*TASK DESCRIPTION*: Please copy out each line of the entries in which "kaufen" appears.

*THE RECORDS*:
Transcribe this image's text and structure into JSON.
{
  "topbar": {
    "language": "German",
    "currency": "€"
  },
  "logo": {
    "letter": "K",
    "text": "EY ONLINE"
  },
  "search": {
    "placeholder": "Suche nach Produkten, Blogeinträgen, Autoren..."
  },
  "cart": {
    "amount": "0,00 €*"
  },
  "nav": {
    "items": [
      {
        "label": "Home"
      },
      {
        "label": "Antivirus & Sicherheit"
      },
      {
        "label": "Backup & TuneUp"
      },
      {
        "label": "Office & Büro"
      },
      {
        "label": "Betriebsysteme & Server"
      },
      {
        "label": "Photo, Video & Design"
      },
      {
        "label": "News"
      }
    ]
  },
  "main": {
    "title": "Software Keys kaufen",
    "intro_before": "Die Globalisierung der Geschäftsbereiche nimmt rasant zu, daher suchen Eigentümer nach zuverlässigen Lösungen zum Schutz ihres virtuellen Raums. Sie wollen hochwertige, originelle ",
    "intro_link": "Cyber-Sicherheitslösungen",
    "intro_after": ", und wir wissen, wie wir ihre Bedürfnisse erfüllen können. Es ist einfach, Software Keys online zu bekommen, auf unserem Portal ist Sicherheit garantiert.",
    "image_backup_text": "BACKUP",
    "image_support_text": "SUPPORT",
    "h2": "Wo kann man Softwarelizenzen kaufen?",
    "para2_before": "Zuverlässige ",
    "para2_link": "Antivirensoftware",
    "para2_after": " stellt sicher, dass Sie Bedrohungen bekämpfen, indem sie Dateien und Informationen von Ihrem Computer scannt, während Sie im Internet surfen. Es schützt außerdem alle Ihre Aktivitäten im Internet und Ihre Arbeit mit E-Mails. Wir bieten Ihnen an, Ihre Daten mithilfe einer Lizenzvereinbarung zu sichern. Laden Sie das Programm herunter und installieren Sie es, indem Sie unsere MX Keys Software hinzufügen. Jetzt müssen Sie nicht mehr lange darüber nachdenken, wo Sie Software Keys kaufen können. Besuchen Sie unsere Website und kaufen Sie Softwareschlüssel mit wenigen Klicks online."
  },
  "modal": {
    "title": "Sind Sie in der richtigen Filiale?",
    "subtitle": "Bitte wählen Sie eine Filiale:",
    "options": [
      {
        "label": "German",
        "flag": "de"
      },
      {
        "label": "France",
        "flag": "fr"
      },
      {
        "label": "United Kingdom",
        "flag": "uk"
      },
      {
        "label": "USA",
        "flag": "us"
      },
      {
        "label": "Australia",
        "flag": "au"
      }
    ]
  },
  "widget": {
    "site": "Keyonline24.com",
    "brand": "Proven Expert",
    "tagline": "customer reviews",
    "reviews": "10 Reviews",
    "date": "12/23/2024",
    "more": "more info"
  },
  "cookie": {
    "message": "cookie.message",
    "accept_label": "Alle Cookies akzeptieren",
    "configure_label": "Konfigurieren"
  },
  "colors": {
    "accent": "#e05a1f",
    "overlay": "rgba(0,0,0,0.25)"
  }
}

*RESULT*:
    "title": "Software Keys kaufen",
    "h2": "Wo kann man Softwarelizenzen kaufen?",
    "para2_after": " stellt sicher, dass Sie Bedrohungen bekämpfen, indem sie Dateien und Informationen von Ihrem Computer scannt, während Sie im Internet surfen. Es schützt außerdem alle Ihre Aktivitäten im Internet und Ihre Arbeit mit E-Mails. Wir bieten Ihnen an, Ihre Daten mithilfe einer Lizenzvereinbarung zu sichern. Laden Sie das Programm herunter und installieren Sie es, indem Sie unsere MX Keys Software hinzufügen. Jetzt müssen Sie nicht mehr lange darüber nachdenken, wo Sie Software Keys kaufen können. Besuchen Sie unsere Website und kaufen Sie Softwareschlüssel mit wenigen Klicks online."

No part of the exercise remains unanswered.